(ACTIVITY)
Say how many lines of the material below contain the word "example", with no other words.

(INPUT MATERIAL)
☆ ☆ ☆

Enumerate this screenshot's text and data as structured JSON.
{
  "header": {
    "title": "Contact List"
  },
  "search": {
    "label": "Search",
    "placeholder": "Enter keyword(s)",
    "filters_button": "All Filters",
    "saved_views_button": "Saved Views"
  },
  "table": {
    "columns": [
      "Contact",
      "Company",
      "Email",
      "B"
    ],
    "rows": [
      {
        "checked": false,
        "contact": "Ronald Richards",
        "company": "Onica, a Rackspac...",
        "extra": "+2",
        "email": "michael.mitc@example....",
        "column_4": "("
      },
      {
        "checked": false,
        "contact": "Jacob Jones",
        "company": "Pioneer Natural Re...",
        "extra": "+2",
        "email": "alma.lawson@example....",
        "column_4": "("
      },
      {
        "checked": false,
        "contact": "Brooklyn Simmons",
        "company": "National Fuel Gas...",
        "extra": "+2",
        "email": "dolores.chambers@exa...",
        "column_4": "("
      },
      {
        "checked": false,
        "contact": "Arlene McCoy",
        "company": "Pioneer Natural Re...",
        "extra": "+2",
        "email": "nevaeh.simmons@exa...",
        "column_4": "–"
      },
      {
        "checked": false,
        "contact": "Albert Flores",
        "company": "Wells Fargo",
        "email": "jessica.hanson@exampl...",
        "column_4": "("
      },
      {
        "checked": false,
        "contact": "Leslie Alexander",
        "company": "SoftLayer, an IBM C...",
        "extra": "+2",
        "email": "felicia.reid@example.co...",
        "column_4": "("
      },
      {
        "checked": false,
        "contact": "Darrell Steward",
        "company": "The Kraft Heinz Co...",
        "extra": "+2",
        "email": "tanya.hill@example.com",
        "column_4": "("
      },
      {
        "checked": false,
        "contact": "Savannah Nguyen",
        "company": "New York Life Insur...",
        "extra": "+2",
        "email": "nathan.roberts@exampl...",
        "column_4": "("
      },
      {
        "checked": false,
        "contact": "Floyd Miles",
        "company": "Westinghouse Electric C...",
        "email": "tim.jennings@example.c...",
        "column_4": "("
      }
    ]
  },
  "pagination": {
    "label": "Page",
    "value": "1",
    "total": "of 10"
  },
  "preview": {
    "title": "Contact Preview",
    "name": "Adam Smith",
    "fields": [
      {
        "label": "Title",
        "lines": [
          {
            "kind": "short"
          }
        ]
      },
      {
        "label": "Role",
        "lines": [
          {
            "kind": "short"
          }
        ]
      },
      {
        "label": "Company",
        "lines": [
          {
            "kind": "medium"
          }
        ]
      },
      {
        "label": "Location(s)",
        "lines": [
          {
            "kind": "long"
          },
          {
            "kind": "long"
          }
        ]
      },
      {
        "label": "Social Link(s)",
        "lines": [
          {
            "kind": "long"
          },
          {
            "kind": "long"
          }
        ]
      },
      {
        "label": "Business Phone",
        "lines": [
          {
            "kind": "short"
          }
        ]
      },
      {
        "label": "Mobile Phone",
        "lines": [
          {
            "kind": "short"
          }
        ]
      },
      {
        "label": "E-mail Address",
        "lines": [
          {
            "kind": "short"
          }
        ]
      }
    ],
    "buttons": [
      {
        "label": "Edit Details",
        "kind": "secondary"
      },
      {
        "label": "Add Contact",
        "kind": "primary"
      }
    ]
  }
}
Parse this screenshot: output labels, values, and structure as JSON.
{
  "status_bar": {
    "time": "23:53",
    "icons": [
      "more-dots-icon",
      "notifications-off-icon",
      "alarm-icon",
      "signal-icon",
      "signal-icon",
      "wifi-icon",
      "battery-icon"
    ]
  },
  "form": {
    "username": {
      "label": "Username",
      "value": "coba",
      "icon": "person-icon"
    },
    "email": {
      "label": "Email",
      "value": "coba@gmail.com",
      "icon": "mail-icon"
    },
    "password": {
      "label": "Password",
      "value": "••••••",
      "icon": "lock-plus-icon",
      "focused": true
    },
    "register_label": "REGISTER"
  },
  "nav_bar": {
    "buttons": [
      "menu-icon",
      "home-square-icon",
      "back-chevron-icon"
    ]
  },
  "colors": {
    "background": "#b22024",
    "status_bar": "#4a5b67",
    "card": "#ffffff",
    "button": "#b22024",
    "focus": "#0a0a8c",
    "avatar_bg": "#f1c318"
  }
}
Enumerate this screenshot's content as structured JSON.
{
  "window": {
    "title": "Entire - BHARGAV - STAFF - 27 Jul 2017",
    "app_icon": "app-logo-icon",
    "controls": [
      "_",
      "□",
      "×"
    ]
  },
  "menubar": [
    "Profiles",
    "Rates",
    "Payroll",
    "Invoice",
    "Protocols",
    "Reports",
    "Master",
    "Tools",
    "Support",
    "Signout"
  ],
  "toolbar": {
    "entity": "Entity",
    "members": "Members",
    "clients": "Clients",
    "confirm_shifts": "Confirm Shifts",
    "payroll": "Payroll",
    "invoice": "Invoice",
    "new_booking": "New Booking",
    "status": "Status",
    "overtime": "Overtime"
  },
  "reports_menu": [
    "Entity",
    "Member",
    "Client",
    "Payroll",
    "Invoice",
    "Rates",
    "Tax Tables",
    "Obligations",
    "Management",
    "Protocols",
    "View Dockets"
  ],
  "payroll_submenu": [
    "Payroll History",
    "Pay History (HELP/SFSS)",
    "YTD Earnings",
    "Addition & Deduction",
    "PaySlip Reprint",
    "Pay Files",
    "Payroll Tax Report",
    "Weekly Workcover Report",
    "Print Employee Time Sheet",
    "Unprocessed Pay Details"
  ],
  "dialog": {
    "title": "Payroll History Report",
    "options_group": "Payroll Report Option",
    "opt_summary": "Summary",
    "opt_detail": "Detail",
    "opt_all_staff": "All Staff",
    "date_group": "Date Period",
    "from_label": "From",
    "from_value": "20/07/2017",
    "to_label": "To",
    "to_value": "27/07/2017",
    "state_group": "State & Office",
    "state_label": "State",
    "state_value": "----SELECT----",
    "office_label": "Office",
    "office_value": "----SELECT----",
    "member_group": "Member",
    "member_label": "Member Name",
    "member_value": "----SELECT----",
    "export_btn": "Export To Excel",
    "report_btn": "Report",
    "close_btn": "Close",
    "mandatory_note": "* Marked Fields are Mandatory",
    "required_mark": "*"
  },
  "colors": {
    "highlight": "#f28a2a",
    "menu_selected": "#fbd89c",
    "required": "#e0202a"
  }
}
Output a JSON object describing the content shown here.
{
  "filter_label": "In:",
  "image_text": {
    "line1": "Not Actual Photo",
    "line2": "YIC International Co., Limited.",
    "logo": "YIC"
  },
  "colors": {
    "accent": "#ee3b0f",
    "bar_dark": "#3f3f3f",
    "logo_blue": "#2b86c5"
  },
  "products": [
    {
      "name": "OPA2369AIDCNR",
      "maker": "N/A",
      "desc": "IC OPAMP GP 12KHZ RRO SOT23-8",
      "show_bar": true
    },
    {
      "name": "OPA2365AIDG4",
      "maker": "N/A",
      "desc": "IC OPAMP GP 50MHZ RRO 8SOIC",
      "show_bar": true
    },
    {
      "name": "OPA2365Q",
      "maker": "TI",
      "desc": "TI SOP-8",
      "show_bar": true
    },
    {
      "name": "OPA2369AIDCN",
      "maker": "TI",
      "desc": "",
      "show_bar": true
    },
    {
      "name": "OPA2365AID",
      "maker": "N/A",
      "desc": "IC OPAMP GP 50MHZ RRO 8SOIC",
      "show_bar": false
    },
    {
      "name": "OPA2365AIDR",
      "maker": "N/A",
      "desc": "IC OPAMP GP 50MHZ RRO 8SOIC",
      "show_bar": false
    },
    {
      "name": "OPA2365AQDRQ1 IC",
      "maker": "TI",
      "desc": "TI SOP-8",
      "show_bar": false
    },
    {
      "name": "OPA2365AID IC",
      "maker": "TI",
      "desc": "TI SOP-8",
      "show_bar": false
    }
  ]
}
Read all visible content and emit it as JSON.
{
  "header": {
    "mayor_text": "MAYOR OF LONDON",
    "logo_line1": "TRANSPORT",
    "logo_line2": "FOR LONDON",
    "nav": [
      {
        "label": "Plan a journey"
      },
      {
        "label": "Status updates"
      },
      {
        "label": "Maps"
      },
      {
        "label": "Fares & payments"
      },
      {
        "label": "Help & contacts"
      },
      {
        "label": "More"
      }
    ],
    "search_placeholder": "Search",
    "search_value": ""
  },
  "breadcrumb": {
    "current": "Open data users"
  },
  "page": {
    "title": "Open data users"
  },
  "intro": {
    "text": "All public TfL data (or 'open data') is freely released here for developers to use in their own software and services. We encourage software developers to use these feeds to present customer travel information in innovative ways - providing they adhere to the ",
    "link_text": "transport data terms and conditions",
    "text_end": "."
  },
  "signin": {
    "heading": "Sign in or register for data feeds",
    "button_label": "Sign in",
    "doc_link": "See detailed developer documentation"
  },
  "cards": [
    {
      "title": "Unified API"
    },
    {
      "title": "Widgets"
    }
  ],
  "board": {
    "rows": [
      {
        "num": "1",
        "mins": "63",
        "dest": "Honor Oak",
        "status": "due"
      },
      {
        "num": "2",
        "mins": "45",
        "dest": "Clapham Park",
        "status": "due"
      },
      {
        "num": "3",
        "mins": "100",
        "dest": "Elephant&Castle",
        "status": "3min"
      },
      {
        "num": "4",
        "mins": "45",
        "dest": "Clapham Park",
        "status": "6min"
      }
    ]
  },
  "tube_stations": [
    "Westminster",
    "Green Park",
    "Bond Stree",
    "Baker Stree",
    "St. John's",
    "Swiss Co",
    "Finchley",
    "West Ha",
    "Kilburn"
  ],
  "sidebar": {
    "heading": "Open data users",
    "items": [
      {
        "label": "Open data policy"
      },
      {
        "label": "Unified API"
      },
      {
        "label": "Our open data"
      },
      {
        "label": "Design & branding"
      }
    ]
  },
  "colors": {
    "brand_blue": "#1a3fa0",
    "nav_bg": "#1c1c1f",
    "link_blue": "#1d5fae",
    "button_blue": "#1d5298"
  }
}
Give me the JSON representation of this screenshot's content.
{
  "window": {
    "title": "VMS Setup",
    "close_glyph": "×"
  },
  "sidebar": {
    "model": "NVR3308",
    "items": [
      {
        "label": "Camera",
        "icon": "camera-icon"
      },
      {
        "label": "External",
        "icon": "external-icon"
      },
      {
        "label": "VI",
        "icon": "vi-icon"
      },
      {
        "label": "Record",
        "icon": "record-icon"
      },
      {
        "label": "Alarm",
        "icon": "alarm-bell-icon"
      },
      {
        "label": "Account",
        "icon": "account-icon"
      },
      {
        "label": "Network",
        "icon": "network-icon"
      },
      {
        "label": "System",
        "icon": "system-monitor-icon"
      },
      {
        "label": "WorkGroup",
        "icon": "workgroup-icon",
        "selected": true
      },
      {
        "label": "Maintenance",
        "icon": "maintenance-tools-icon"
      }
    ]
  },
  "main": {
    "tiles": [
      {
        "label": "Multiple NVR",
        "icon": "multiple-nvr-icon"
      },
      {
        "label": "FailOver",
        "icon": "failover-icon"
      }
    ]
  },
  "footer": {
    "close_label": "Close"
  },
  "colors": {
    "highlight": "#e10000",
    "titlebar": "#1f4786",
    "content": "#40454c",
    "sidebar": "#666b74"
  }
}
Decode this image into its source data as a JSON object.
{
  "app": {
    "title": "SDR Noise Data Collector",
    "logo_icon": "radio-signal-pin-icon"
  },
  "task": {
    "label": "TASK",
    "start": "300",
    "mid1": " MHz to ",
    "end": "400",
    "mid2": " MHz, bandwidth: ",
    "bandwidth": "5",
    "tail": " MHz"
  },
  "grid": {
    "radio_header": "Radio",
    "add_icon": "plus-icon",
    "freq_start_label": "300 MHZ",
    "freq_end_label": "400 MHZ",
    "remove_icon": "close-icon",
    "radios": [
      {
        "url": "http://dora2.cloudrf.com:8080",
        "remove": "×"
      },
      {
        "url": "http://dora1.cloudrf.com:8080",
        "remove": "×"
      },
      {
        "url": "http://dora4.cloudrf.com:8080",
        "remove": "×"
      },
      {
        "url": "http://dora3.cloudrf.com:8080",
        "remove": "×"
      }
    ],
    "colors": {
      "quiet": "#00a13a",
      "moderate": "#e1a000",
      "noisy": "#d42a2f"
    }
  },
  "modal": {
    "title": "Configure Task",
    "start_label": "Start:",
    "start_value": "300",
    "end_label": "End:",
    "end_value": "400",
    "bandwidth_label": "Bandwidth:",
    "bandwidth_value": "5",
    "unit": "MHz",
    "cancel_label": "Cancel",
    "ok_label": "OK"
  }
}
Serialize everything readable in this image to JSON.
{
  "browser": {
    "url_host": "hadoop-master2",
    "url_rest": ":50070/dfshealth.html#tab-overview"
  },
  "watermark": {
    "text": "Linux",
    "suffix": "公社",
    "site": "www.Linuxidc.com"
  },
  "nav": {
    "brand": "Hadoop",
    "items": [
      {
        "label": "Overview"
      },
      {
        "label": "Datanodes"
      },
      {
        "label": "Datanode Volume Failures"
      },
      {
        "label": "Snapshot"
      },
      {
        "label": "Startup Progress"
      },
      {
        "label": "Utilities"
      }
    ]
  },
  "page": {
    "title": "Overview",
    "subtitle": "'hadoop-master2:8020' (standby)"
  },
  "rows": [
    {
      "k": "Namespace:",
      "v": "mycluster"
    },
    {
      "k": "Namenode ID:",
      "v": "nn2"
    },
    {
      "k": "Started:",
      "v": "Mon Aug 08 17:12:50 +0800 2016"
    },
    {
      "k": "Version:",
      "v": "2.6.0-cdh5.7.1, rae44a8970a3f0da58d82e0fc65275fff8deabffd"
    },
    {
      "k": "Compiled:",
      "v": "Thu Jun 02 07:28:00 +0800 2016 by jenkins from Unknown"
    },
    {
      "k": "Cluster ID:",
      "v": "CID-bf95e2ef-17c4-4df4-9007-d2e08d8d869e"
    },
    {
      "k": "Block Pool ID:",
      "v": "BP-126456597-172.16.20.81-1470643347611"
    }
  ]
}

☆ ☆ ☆

(SOLVED PROBLEM)
5